If you don’t believe Jokic is the best basketball player on earth, please seek help.

Everywhere you looked throughout the series, the culture that Denver constantly preaches was on display. Aaron Gordon, who Jokic called “the soul” of the Nuggets earlier this season, put on a pristine defensive performance. Kevin Durant averaged 29.5 points per game in the series but only shot 45.3% from the field. He shot 51.8% in Round 1 and 56% this regular season.

Per tracking data, Durant shot 26-82 (38.2%) and finished with 11 assists and 11 turnovers when defended by Gordon in the series. Give Gordon his damn flowers. He’s the definition of a selfless player who bought into Denver’s culture and his role. He’ll do anything to win.

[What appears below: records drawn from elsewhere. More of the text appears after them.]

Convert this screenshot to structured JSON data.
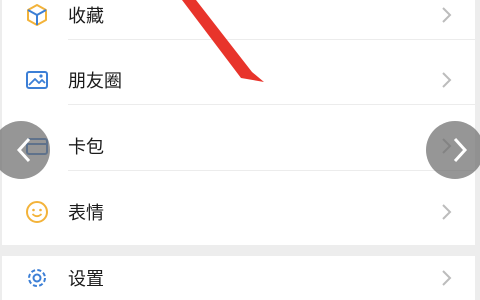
{
  "menu": {
    "group1": [
      {
        "label": "收藏",
        "icon": "favorites-cube-icon"
      },
      {
        "label": "朋友圈",
        "icon": "moments-image-icon"
      },
      {
        "label": "卡包",
        "icon": "card-wallet-icon"
      },
      {
        "label": "表情",
        "icon": "smiley-face-icon"
      }
    ],
    "group2": [
      {
        "label": "设置",
        "icon": "settings-gear-icon"
      }
    ]
  },
  "overlay": {
    "prev": "chevron-left-icon",
    "next": "chevron-right-icon",
    "annotation": "red-arrow-pointer"
  },
  "colors": {
    "background": "#ededed",
    "row": "#ffffff",
    "arrow": "#e8342b",
    "icon_yellow": "#f3b33a",
    "icon_blue": "#3c7fd6",
    "chevron": "#bcbcbc"
  }
}
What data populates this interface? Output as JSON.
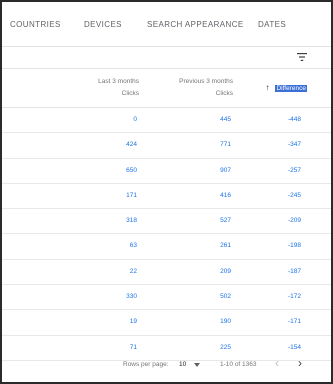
{
  "tabs": [
    {
      "label": "COUNTRIES"
    },
    {
      "label": "DEVICES"
    },
    {
      "label": "SEARCH APPEARANCE"
    },
    {
      "label": "DATES"
    }
  ],
  "filter": {
    "icon": "filter-icon"
  },
  "table": {
    "headers": {
      "col1": {
        "line1": "Last 3 months",
        "line2": "Clicks"
      },
      "col2": {
        "line1": "Previous 3 months",
        "line2": "Clicks"
      },
      "col3": {
        "label": "Difference",
        "sort_icon": "arrow-up-icon",
        "sorted": "ascending"
      }
    },
    "rows": [
      {
        "last": "0",
        "previous": "445",
        "difference": "-448"
      },
      {
        "last": "424",
        "previous": "771",
        "difference": "-347"
      },
      {
        "last": "650",
        "previous": "907",
        "difference": "-257"
      },
      {
        "last": "171",
        "previous": "416",
        "difference": "-245"
      },
      {
        "last": "318",
        "previous": "527",
        "difference": "-209"
      },
      {
        "last": "63",
        "previous": "261",
        "difference": "-198"
      },
      {
        "last": "22",
        "previous": "209",
        "difference": "-187"
      },
      {
        "last": "330",
        "previous": "502",
        "difference": "-172"
      },
      {
        "last": "19",
        "previous": "190",
        "difference": "-171"
      },
      {
        "last": "71",
        "previous": "225",
        "difference": "-154"
      }
    ]
  },
  "pagination": {
    "rows_per_page_label": "Rows per page:",
    "rows_per_page_value": "10",
    "range": "1-10 of 1363"
  },
  "colors": {
    "link_blue": "#1a73e8",
    "highlight": "#3c6fd8"
  }
}
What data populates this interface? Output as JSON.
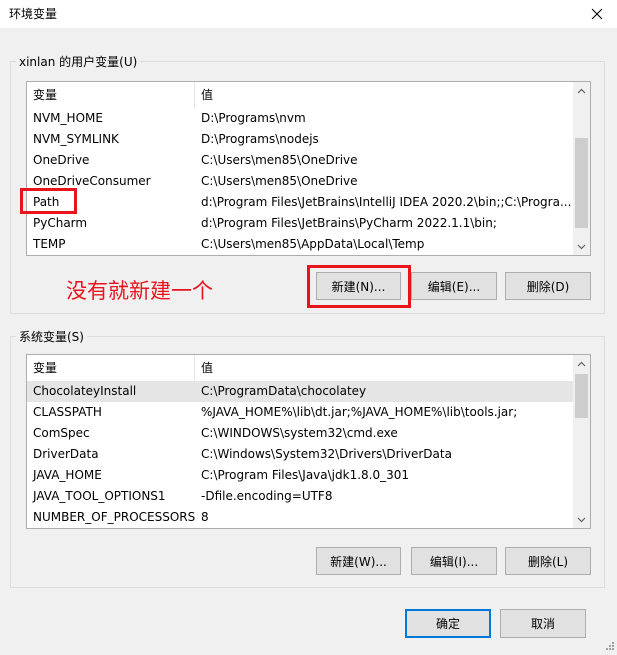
{
  "window": {
    "title": "环境变量"
  },
  "user_section": {
    "label": "xinlan 的用户变量(U)",
    "columns": [
      "变量",
      "值"
    ],
    "rows": [
      {
        "name": "NVM_HOME",
        "value": "D:\\Programs\\nvm"
      },
      {
        "name": "NVM_SYMLINK",
        "value": "D:\\Programs\\nodejs"
      },
      {
        "name": "OneDrive",
        "value": "C:\\Users\\men85\\OneDrive"
      },
      {
        "name": "OneDriveConsumer",
        "value": "C:\\Users\\men85\\OneDrive"
      },
      {
        "name": "Path",
        "value": "d:\\Program Files\\JetBrains\\IntelliJ IDEA 2020.2\\bin;;C:\\Progra..."
      },
      {
        "name": "PyCharm",
        "value": "d:\\Program Files\\JetBrains\\PyCharm 2022.1.1\\bin;"
      },
      {
        "name": "TEMP",
        "value": "C:\\Users\\men85\\AppData\\Local\\Temp"
      }
    ],
    "buttons": {
      "new": "新建(N)...",
      "edit": "编辑(E)...",
      "delete": "删除(D)"
    }
  },
  "annotation": {
    "text": "没有就新建一个",
    "color": "#e8141c"
  },
  "system_section": {
    "label": "系统变量(S)",
    "columns": [
      "变量",
      "值"
    ],
    "rows": [
      {
        "name": "ChocolateyInstall",
        "value": "C:\\ProgramData\\chocolatey"
      },
      {
        "name": "CLASSPATH",
        "value": "%JAVA_HOME%\\lib\\dt.jar;%JAVA_HOME%\\lib\\tools.jar;"
      },
      {
        "name": "ComSpec",
        "value": "C:\\WINDOWS\\system32\\cmd.exe"
      },
      {
        "name": "DriverData",
        "value": "C:\\Windows\\System32\\Drivers\\DriverData"
      },
      {
        "name": "JAVA_HOME",
        "value": "C:\\Program Files\\Java\\jdk1.8.0_301"
      },
      {
        "name": "JAVA_TOOL_OPTIONS1",
        "value": "-Dfile.encoding=UTF8"
      },
      {
        "name": "NUMBER_OF_PROCESSORS",
        "value": "8"
      }
    ],
    "buttons": {
      "new": "新建(W)...",
      "edit": "编辑(I)...",
      "delete": "删除(L)"
    }
  },
  "footer": {
    "ok": "确定",
    "cancel": "取消"
  },
  "icons": {
    "close": "close-icon",
    "scroll_up": "chevron-up-icon",
    "scroll_down": "chevron-down-icon",
    "resize": "resize-grip-icon"
  },
  "colors": {
    "accent": "#0078d7",
    "annotation_red": "#e8141c",
    "selected_row": "#e5e5e5"
  }
}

“He’s solid and so underrated in the role he plays for us,” Jamal Murray said of Gordon.

The Nuggets held the Suns — the team that was supposed to play Jokic off the floor in pick-and-rolls and have its way with Denver’s defense — to 100 points in Game 6. The Suns only scored 87 points in Game 2. They were limited to 102 points in Game 5. It turned out to be the other way around. The Nuggets were the ones who frustrated the Suns’ offense.

In classic Nuggets fashion, Game 6 was a total team win. Five Nuggets players scored in double-figures. Denver had three 20-point scorers — Jokic, Murray, and Kentavious Caldwell-Pope, whose first-quarter KC-Spree where he scored 17 points in the opening 12 minutes got Denver out to an initial lead. Bruce Brown gave Denver energy off the bench. Others stepped up when needed.

“It’s amazing to be a part of this journey, around these guys,” Jokic said. “And I think we can do something nice.”

And that’s what’s so exciting about what could be next for this group. As the clock ticked toward zero and the Nuggets’ second trip to the Western Conference Finals in four years became official, the camera panned to Jokic and Murray sitting on the bench and watching Denver’s reserves close Phoenix out. They didn’t even look that happy. They weren’t that excited. They were simply pleased that the Nuggets finished this job. It appeared that they were already on to what was next.

What’s next is Jokic, Murray, and Michael Malone’s second Conference Finals. Jokic, Murray, and Malone now have more trips to the Conference Finals than first-round exits on their resume as the best era of Nuggets basketball rolls on.

We’ll see if they can add the Finals to that list of accomplishments.


Harrison Wind is the Denver Nuggets beat reporter for DNVR Nuggets. Hear him every day on the DNVR Nuggets Podcast. Follow Harrison on Twitter - @HarrisonWind